- **Work to complete**
For every line that contains the string "title", pull that line out of the material below.

- **Input records**

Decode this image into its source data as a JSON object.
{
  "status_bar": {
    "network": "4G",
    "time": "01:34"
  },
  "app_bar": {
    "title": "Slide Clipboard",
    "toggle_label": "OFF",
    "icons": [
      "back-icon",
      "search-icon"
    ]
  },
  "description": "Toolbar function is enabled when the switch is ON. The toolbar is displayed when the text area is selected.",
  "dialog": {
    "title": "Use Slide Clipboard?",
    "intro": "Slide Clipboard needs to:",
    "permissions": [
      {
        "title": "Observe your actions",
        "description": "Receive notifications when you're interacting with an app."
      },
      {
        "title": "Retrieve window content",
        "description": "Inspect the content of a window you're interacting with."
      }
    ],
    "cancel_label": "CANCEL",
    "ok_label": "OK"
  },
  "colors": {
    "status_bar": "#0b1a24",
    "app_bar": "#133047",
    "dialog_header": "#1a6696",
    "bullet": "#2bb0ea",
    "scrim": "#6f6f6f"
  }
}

- **Finished exercise**
    "title": "Slide Clipboard",
    "title": "Use Slide Clipboard?",
        "title": "Observe your actions",
        "title": "Retrieve window content",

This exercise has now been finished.